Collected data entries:

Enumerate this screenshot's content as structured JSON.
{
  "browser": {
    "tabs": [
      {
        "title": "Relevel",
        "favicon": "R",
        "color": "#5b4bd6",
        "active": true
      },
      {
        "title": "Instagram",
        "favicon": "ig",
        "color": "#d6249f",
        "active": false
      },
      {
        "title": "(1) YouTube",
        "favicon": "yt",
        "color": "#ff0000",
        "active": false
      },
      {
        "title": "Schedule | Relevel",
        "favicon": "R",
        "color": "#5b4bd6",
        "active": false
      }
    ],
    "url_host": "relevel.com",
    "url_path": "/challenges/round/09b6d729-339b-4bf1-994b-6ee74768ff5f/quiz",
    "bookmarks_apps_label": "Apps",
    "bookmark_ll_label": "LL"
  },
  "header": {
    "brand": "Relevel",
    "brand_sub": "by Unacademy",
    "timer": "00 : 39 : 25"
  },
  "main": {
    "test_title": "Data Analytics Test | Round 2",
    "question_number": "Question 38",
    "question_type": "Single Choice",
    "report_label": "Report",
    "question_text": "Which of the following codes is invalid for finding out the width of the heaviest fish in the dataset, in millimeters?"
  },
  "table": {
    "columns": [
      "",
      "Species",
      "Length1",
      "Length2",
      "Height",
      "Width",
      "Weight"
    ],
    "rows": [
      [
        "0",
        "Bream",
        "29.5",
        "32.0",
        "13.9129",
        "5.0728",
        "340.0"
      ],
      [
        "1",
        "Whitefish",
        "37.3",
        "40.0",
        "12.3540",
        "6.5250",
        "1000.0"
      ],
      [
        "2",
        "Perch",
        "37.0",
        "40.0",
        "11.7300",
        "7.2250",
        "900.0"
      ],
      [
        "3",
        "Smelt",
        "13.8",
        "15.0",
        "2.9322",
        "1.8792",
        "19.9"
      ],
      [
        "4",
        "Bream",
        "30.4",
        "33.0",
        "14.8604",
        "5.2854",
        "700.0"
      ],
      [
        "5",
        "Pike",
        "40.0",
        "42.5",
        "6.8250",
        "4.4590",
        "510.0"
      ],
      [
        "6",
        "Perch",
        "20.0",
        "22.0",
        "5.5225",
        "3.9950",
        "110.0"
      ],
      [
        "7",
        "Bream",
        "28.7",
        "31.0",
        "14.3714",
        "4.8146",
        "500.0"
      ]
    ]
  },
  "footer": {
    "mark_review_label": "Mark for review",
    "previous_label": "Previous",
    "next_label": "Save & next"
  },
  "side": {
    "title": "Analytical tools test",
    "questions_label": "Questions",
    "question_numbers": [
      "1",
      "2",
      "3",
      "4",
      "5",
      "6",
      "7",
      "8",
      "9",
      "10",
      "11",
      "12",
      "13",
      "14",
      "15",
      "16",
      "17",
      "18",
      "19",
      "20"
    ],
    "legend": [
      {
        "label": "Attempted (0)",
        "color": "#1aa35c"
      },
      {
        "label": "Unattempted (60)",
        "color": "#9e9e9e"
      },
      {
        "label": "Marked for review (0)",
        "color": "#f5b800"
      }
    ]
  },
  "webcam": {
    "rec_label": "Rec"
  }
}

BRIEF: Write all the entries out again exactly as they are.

SOLVED EXERCISE:
Enumerate this screenshot's content as structured JSON.
{
  "browser": {
    "tabs": [
      {
        "title": "Relevel",
        "favicon": "R",
        "color": "#5b4bd6",
        "active": true
      },
      {
        "title": "Instagram",
        "favicon": "ig",
        "color": "#d6249f",
        "active": false
      },
      {
        "title": "(1) YouTube",
        "favicon": "yt",
        "color": "#ff0000",
        "active": false
      },
      {
        "title": "Schedule | Relevel",
        "favicon": "R",
        "color": "#5b4bd6",
        "active": false
      }
    ],
    "url_host": "relevel.com",
    "url_path": "/challenges/round/09b6d729-339b-4bf1-994b-6ee74768ff5f/quiz",
    "bookmarks_apps_label": "Apps",
    "bookmark_ll_label": "LL"
  },
  "header": {
    "brand": "Relevel",
    "brand_sub": "by Unacademy",
    "timer": "00 : 39 : 25"
  },
  "main": {
    "test_title": "Data Analytics Test | Round 2",
    "question_number": "Question 38",
    "question_type": "Single Choice",
    "report_label": "Report",
    "question_text": "Which of the following codes is invalid for finding out the width of the heaviest fish in the dataset, in millimeters?"
  },
  "table": {
    "columns": [
      "",
      "Species",
      "Length1",
      "Length2",
      "Height",
      "Width",
      "Weight"
    ],
    "rows": [
      [
        "0",
        "Bream",
        "29.5",
        "32.0",
        "13.9129",
        "5.0728",
        "340.0"
      ],
      [
        "1",
        "Whitefish",
        "37.3",
        "40.0",
        "12.3540",
        "6.5250",
        "1000.0"
      ],
      [
        "2",
        "Perch",
        "37.0",
        "40.0",
        "11.7300",
        "7.2250",
        "900.0"
      ],
      [
        "3",
        "Smelt",
        "13.8",
        "15.0",
        "2.9322",
        "1.8792",
        "19.9"
      ],
      [
        "4",
        "Bream",
        "30.4",
        "33.0",
        "14.8604",
        "5.2854",
        "700.0"
      ],
      [
        "5",
        "Pike",
        "40.0",
        "42.5",
        "6.8250",
        "4.4590",
        "510.0"
      ],
      [
        "6",
        "Perch",
        "20.0",
        "22.0",
        "5.5225",
        "3.9950",
        "110.0"
      ],
      [
        "7",
        "Bream",
        "28.7",
        "31.0",
        "14.3714",
        "4.8146",
        "500.0"
      ]
    ]
  },
  "footer": {
    "mark_review_label": "Mark for review",
    "previous_label": "Previous",
    "next_label": "Save & next"
  },
  "side": {
    "title": "Analytical tools test",
    "questions_label": "Questions",
    "question_numbers": [
      "1",
      "2",
      "3",
      "4",
      "5",
      "6",
      "7",
      "8",
      "9",
      "10",
      "11",
      "12",
      "13",
      "14",
      "15",
      "16",
      "17",
      "18",
      "19",
      "20"
    ],
    "legend": [
      {
        "label": "Attempted (0)",
        "color": "#1aa35c"
      },
      {
        "label": "Unattempted (60)",
        "color": "#9e9e9e"
      },
      {
        "label": "Marked for review (0)",
        "color": "#f5b800"
      }
    ]
  },
  "webcam": {
    "rec_label": "Rec"
  }
}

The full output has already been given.